**Problem statement**
Find the lines in the entries that follow where the word "semaines" occurs, and state how many there are, with no other words.

Stored items from a collection

__________

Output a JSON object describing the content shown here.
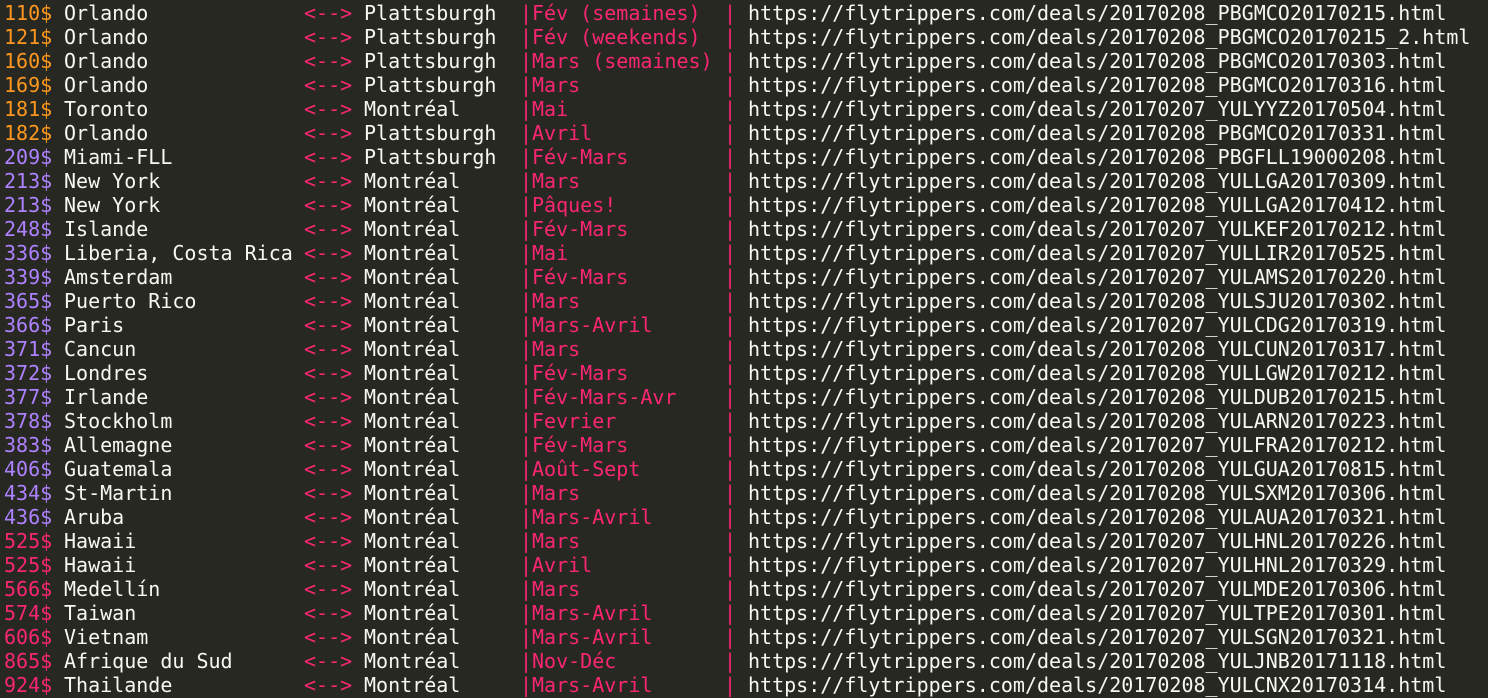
{
  "colors": {
    "background": "#272822",
    "text": "#f8f8f2",
    "accent": "#f92672",
    "price_low": "#fd971f",
    "price_mid": "#ae81ff",
    "price_high": "#f92672"
  },
  "separator": "|",
  "arrow": "<-->",
  "rows": [
    {
      "price": "110$",
      "city": "Orlando",
      "origin": "Plattsburgh",
      "period": "Fév (semaines)",
      "url": "https://flytrippers.com/deals/20170208_PBGMCO20170215.html",
      "tier": "low"
    },
    {
      "price": "121$",
      "city": "Orlando",
      "origin": "Plattsburgh",
      "period": "Fév (weekends)",
      "url": "https://flytrippers.com/deals/20170208_PBGMCO20170215_2.html",
      "tier": "low"
    },
    {
      "price": "160$",
      "city": "Orlando",
      "origin": "Plattsburgh",
      "period": "Mars (semaines)",
      "url": "https://flytrippers.com/deals/20170208_PBGMCO20170303.html",
      "tier": "low"
    },
    {
      "price": "169$",
      "city": "Orlando",
      "origin": "Plattsburgh",
      "period": "Mars",
      "url": "https://flytrippers.com/deals/20170208_PBGMCO20170316.html",
      "tier": "low"
    },
    {
      "price": "181$",
      "city": "Toronto",
      "origin": "Montréal",
      "period": "Mai",
      "url": "https://flytrippers.com/deals/20170207_YULYYZ20170504.html",
      "tier": "low"
    },
    {
      "price": "182$",
      "city": "Orlando",
      "origin": "Plattsburgh",
      "period": "Avril",
      "url": "https://flytrippers.com/deals/20170208_PBGMCO20170331.html",
      "tier": "low"
    },
    {
      "price": "209$",
      "city": "Miami-FLL",
      "origin": "Plattsburgh",
      "period": "Fév-Mars",
      "url": "https://flytrippers.com/deals/20170208_PBGFLL19000208.html",
      "tier": "mid"
    },
    {
      "price": "213$",
      "city": "New York",
      "origin": "Montréal",
      "period": "Mars",
      "url": "https://flytrippers.com/deals/20170208_YULLGA20170309.html",
      "tier": "mid"
    },
    {
      "price": "213$",
      "city": "New York",
      "origin": "Montréal",
      "period": "Pâques!",
      "url": "https://flytrippers.com/deals/20170208_YULLGA20170412.html",
      "tier": "mid"
    },
    {
      "price": "248$",
      "city": "Islande",
      "origin": "Montréal",
      "period": "Fév-Mars",
      "url": "https://flytrippers.com/deals/20170207_YULKEF20170212.html",
      "tier": "mid"
    },
    {
      "price": "336$",
      "city": "Liberia, Costa Rica",
      "origin": "Montréal",
      "period": "Mai",
      "url": "https://flytrippers.com/deals/20170207_YULLIR20170525.html",
      "tier": "mid"
    },
    {
      "price": "339$",
      "city": "Amsterdam",
      "origin": "Montréal",
      "period": "Fév-Mars",
      "url": "https://flytrippers.com/deals/20170207_YULAMS20170220.html",
      "tier": "mid"
    },
    {
      "price": "365$",
      "city": "Puerto Rico",
      "origin": "Montréal",
      "period": "Mars",
      "url": "https://flytrippers.com/deals/20170208_YULSJU20170302.html",
      "tier": "mid"
    },
    {
      "price": "366$",
      "city": "Paris",
      "origin": "Montréal",
      "period": "Mars-Avril",
      "url": "https://flytrippers.com/deals/20170207_YULCDG20170319.html",
      "tier": "mid"
    },
    {
      "price": "371$",
      "city": "Cancun",
      "origin": "Montréal",
      "period": "Mars",
      "url": "https://flytrippers.com/deals/20170208_YULCUN20170317.html",
      "tier": "mid"
    },
    {
      "price": "372$",
      "city": "Londres",
      "origin": "Montréal",
      "period": "Fév-Mars",
      "url": "https://flytrippers.com/deals/20170208_YULLGW20170212.html",
      "tier": "mid"
    },
    {
      "price": "377$",
      "city": "Irlande",
      "origin": "Montréal",
      "period": "Fév-Mars-Avr",
      "url": "https://flytrippers.com/deals/20170208_YULDUB20170215.html",
      "tier": "mid"
    },
    {
      "price": "378$",
      "city": "Stockholm",
      "origin": "Montréal",
      "period": "Fevrier",
      "url": "https://flytrippers.com/deals/20170208_YULARN20170223.html",
      "tier": "mid"
    },
    {
      "price": "383$",
      "city": "Allemagne",
      "origin": "Montréal",
      "period": "Fév-Mars",
      "url": "https://flytrippers.com/deals/20170207_YULFRA20170212.html",
      "tier": "mid"
    },
    {
      "price": "406$",
      "city": "Guatemala",
      "origin": "Montréal",
      "period": "Août-Sept",
      "url": "https://flytrippers.com/deals/20170208_YULGUA20170815.html",
      "tier": "mid"
    },
    {
      "price": "434$",
      "city": "St-Martin",
      "origin": "Montréal",
      "period": "Mars",
      "url": "https://flytrippers.com/deals/20170208_YULSXM20170306.html",
      "tier": "mid"
    },
    {
      "price": "436$",
      "city": "Aruba",
      "origin": "Montréal",
      "period": "Mars-Avril",
      "url": "https://flytrippers.com/deals/20170208_YULAUA20170321.html",
      "tier": "mid"
    },
    {
      "price": "525$",
      "city": "Hawaii",
      "origin": "Montréal",
      "period": "Mars",
      "url": "https://flytrippers.com/deals/20170207_YULHNL20170226.html",
      "tier": "high"
    },
    {
      "price": "525$",
      "city": "Hawaii",
      "origin": "Montréal",
      "period": "Avril",
      "url": "https://flytrippers.com/deals/20170207_YULHNL20170329.html",
      "tier": "high"
    },
    {
      "price": "566$",
      "city": "Medellín",
      "origin": "Montréal",
      "period": "Mars",
      "url": "https://flytrippers.com/deals/20170207_YULMDE20170306.html",
      "tier": "high"
    },
    {
      "price": "574$",
      "city": "Taiwan",
      "origin": "Montréal",
      "period": "Mars-Avril",
      "url": "https://flytrippers.com/deals/20170207_YULTPE20170301.html",
      "tier": "high"
    },
    {
      "price": "606$",
      "city": "Vietnam",
      "origin": "Montréal",
      "period": "Mars-Avril",
      "url": "https://flytrippers.com/deals/20170207_YULSGN20170321.html",
      "tier": "high"
    },
    {
      "price": "865$",
      "city": "Afrique du Sud",
      "origin": "Montréal",
      "period": "Nov-Déc",
      "url": "https://flytrippers.com/deals/20170208_YULJNB20171118.html",
      "tier": "high"
    },
    {
      "price": "924$",
      "city": "Thailande",
      "origin": "Montréal",
      "period": "Mars-Avril",
      "url": "https://flytrippers.com/deals/20170208_YULCNX20170314.html",
      "tier": "high"
    }
  ]
}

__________

**Output of the task**
2